ERIC Number: ED327871
Record Type: RIE
Publication Date: 1990-Nov
Reference Count: N/A
Writing across the Entire Curriculum: A Status Report on Faculty Attitudes.
Beaver, John F.; Deal, Nancy

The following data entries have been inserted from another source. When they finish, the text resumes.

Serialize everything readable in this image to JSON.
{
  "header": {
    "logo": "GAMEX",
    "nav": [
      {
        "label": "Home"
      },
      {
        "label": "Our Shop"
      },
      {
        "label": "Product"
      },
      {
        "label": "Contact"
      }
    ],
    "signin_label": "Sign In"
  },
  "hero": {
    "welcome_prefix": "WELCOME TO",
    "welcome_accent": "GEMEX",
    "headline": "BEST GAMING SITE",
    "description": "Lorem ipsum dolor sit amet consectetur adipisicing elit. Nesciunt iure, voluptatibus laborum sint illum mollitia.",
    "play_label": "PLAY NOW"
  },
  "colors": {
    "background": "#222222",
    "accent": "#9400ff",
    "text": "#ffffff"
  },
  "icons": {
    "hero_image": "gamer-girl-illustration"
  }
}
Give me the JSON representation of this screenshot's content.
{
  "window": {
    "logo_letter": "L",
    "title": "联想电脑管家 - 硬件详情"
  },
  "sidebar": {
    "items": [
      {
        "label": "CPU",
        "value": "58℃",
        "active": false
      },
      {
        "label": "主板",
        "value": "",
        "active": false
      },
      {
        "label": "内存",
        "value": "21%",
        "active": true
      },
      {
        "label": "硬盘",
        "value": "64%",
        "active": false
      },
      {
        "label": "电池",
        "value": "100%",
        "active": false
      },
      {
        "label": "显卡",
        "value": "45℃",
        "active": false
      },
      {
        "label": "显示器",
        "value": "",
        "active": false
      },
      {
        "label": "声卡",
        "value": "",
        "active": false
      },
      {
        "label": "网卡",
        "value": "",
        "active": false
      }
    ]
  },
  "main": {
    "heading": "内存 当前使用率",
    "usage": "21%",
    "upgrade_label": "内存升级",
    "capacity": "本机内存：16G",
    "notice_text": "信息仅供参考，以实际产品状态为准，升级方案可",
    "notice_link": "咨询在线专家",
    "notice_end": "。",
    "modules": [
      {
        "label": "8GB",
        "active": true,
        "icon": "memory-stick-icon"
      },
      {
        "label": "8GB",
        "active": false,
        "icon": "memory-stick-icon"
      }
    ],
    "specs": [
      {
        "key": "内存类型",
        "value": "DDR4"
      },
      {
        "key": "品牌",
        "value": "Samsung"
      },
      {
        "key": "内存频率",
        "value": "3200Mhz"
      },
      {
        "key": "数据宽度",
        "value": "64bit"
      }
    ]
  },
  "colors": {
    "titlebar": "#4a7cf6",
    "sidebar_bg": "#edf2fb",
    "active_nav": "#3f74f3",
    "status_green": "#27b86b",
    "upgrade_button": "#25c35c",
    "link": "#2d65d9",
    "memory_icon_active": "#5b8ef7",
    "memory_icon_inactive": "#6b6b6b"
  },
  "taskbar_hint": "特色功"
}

A study examined faculty attitudes toward writing across the curriculum. In a pilot study, 80 full-time faculty at Elizabethtown College responded to the 35-question survey (for a response rate of 67%). Although Elizabethtown College had recently approved a new core curriculum that called for more writing across the curriculum, the administration and faculty alike were bewildered about implementing such a change. Results indicated that the faculty had a poor perception of student writing, felt a lack of preparation as writing evaluators, but expressed a strong interest in improving their abilities as writing evaluators. The survey was refined and administered to the 230 full-time faculty at State University of New York College at Fredonia, which had a well established writing across the curriculum program. Of the 120 respondents to the survey (representing a response rate of 52%), two-thirds had participated in training workshops conducted by an English department faculty member and had received monetary compensation from the college's administration for their work. Results also indicated that the faculty had an improved perception of the quality of student writing, that they perceived writing across the curriculum as important for all departments, and that most faculty considered the quality of student writing to have improved since the implementation of a writing across the curriculum program. Findings suggest that writing across the curriculum does improve faculty perceptions of student writing. Such improvement, however, takes time to develop, must involve a committed faculty and administration, and must provide follow-up and reinforcement throughout the campus. (RS)
Publication Type: Speeches/Meeting Papers; Reports - Research
Education Level: N/A
Authoring Institution: N/A
Identifiers: Elizabethtown College PA; State University of New York Coll at Fredonia; Teacher Surveys
Note: Paper presented at the Annual Meeting of the Northeastern Educational Research Association (Ellenville, NY, October 31-November 2, 1990).